I measured 90 pounds static thrust with a 20hp 250cc Fuji Polaris engine. 30" diameter and wide chord prop, direct drive.not a sled person......does that 5500 rpm direct drive the track? I might be looking for a 6000 aprox. rpm 20 hp engine direct drive as I am limited in prop size to 32".....
Google 'torsional vibration'
I guess I do not understand it.....all those PPG engines do they have more than just a couple of pulleys and a belt drive?front crank pulleys have a large amount of rubber cast between the inner and outer pulley, to absorb “harmonics”.
=================================not a sled person......does that 5500 rpm direct drive the track? I might be looking for a 6000 aprox. rpm 20 hp engine direct drive as I am limited in prop size to 32".....
========================================Do centrifugal clutches adsorb harmonics? (slippage?)
Like this?Designing a reliable redrive is no simple task. If you think it is, you don't understand what needs to be addressed.
==========================================I guess I do not understand it.....all those PPG engines do they have more than just a couple of pulleys and a belt drive?
I'm not an engineer; am a competent manual machinist, and work with spindles and precision spindles at times.Like this?
===================================I'm not an engineer; am a competent manual machinist, and work with spindles and precision spindles at times.
I find your spindle design more than a little scary.
With rounding error for convenience, there is 10" between the nut centers, with 2 unlikely bearings sandwiched loosely between that length, for preload.
Again in round numbers for quick mental calculation, steel shrinks/expands 6 millionths of an inch per °F. So with a 50F° change, the preload (or your design clearance) will change by .003 inches. That is quite large for the taper bearing.
Typically a long spindle is retained axially at one end only, and floats at the other end to accommodate the stress of constant length variation due to temperature. Facing taper rollers, if necessary for the load, at one end. lighter radial in which the shaft is a snug but not press fit a the other end, or a light press fit and the bearing outer race floats in the housing in a push fit; or in a roller bearing (not tapered). Alternately, an adequate deep row radial to take all the thrust at one end of the shaft, constrained in the housing and between collars on the shaft, and the other end floating in a plain radial.
I would guess for lightness if you want the long shaft that your design would function efficiently with a roller bearing (non-taper) at the prop end, and possibly a single deep row radial at the tail end. That design would take a shoulder on the shaft at the tail end to retain it in the bearing inner cone, and one on the prop end to seat the prop flange.
If your prop radial and thrust loads can be accommodated at the prop end with a single deep or conventional radial ball bearing, and a lighter radial with the shaft floating at the tail end, it could be made even lighter. That would require a shoulder at the prop end behind the bearing.
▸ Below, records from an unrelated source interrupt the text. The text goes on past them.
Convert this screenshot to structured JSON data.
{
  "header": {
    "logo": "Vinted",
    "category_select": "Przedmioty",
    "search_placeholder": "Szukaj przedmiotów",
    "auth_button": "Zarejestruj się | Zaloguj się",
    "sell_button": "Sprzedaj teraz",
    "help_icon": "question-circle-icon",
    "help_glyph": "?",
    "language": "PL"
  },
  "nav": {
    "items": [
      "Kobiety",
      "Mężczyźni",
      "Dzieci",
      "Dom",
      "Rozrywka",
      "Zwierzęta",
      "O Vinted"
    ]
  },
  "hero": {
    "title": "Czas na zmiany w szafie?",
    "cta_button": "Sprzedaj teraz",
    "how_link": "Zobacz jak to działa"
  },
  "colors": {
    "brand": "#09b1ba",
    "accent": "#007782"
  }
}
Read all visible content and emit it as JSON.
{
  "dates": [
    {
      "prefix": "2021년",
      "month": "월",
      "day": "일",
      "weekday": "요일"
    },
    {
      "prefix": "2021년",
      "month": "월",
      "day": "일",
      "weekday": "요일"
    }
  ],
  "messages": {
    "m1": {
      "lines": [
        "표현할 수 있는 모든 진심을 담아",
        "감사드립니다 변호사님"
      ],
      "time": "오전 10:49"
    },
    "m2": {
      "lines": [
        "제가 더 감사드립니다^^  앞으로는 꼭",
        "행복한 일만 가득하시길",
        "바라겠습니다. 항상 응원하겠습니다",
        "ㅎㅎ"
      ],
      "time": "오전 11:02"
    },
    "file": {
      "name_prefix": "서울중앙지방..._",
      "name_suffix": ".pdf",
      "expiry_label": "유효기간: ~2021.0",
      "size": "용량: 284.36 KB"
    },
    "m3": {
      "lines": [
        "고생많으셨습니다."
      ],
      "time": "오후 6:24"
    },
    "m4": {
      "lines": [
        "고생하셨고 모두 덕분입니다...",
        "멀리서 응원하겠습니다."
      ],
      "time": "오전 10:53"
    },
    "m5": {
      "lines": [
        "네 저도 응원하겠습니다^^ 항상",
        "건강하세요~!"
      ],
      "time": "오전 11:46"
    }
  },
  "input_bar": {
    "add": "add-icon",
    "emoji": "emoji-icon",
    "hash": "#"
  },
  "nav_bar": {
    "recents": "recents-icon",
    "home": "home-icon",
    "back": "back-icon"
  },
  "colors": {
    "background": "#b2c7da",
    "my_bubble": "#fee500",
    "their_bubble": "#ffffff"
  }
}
But none at the tail end, and no nut at the tail end.
If you know the typical arrangements and believe your design is adequate anyway, at least put short keyways in the end threaded sections of the shaft that do not intersect the shoulder, use heavy tab washers, & use crennelated nuts with cotter pins.